What is needed:
The records below are to be returned exactly as written, minus their pictures.

Input data:
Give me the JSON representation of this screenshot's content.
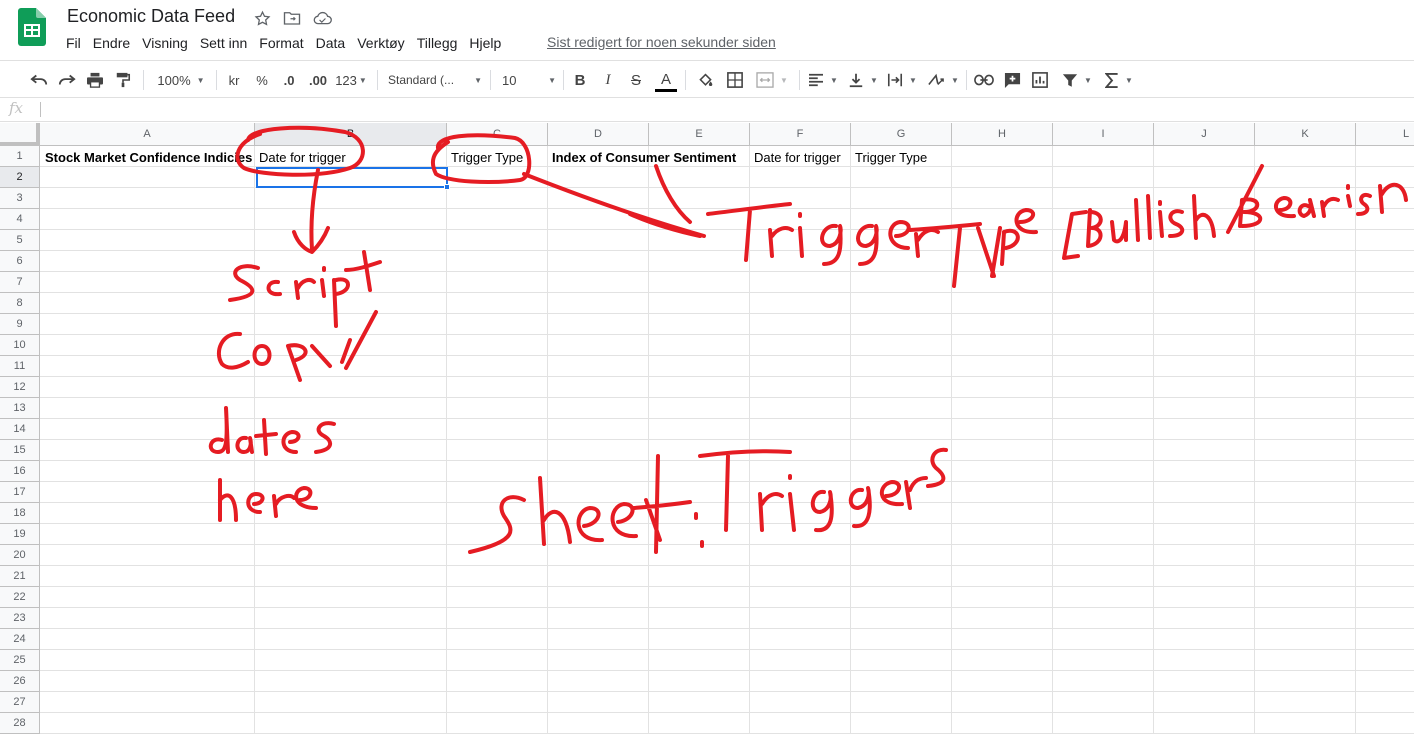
{
  "header": {
    "title": "Economic Data Feed",
    "last_edit": "Sist redigert for noen sekunder siden",
    "menu": [
      "Fil",
      "Endre",
      "Visning",
      "Sett inn",
      "Format",
      "Data",
      "Verktøy",
      "Tillegg",
      "Hjelp"
    ]
  },
  "toolbar": {
    "zoom": "100%",
    "currency": "kr",
    "percent": "%",
    "dec_less": ".0",
    "dec_more": ".00",
    "more_formats": "123",
    "font": "Standard (...",
    "font_size": "10",
    "bold": "B",
    "italic": "I",
    "strike": "S",
    "text_color_glyph": "A"
  },
  "formula_bar": {
    "fx": "fx",
    "value": ""
  },
  "grid": {
    "columns": [
      "A",
      "B",
      "C",
      "D",
      "E",
      "F",
      "G",
      "H",
      "I",
      "J",
      "K",
      "L"
    ],
    "selected_column": "B",
    "selected_row": "2",
    "rows": [
      "1",
      "2",
      "3",
      "4",
      "5",
      "6",
      "7",
      "8",
      "9",
      "10",
      "11",
      "12",
      "13",
      "14",
      "15",
      "16",
      "17",
      "18",
      "19",
      "20",
      "21",
      "22",
      "23",
      "24",
      "25",
      "26",
      "27",
      "28"
    ],
    "row1": {
      "A": "Stock Market Confidence Indicies",
      "B": "Date for trigger",
      "C": "Trigger Type",
      "D": "Index of Consumer Sentiment",
      "F": "Date for trigger",
      "G": "Trigger Type"
    }
  },
  "annotation": {
    "ink_color": "#e51c23",
    "handwritten": [
      "Script",
      "Copy",
      "dates",
      "here",
      "Trigger type [Bullish/Bearish",
      "Sheet: Triggers"
    ]
  },
  "colors": {
    "accent": "#1a73e8",
    "sheets_green": "#0f9d58",
    "ink": "#e51c23"
  }
}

Your solution:
Give me the JSON representation of this screenshot's content.
{
  "header": {
    "title": "Economic Data Feed",
    "last_edit": "Sist redigert for noen sekunder siden",
    "menu": [
      "Fil",
      "Endre",
      "Visning",
      "Sett inn",
      "Format",
      "Data",
      "Verktøy",
      "Tillegg",
      "Hjelp"
    ]
  },
  "toolbar": {
    "zoom": "100%",
    "currency": "kr",
    "percent": "%",
    "dec_less": ".0",
    "dec_more": ".00",
    "more_formats": "123",
    "font": "Standard (...",
    "font_size": "10",
    "bold": "B",
    "italic": "I",
    "strike": "S",
    "text_color_glyph": "A"
  },
  "formula_bar": {
    "fx": "fx",
    "value": ""
  },
  "grid": {
    "columns": [
      "A",
      "B",
      "C",
      "D",
      "E",
      "F",
      "G",
      "H",
      "I",
      "J",
      "K",
      "L"
    ],
    "selected_column": "B",
    "selected_row": "2",
    "rows": [
      "1",
      "2",
      "3",
      "4",
      "5",
      "6",
      "7",
      "8",
      "9",
      "10",
      "11",
      "12",
      "13",
      "14",
      "15",
      "16",
      "17",
      "18",
      "19",
      "20",
      "21",
      "22",
      "23",
      "24",
      "25",
      "26",
      "27",
      "28"
    ],
    "row1": {
      "A": "Stock Market Confidence Indicies",
      "B": "Date for trigger",
      "C": "Trigger Type",
      "D": "Index of Consumer Sentiment",
      "F": "Date for trigger",
      "G": "Trigger Type"
    }
  },
  "annotation": {
    "ink_color": "#e51c23",
    "handwritten": [
      "Script",
      "Copy",
      "dates",
      "here",
      "Trigger type [Bullish/Bearish",
      "Sheet: Triggers"
    ]
  },
  "colors": {
    "accent": "#1a73e8",
    "sheets_green": "#0f9d58",
    "ink": "#e51c23"
  }
}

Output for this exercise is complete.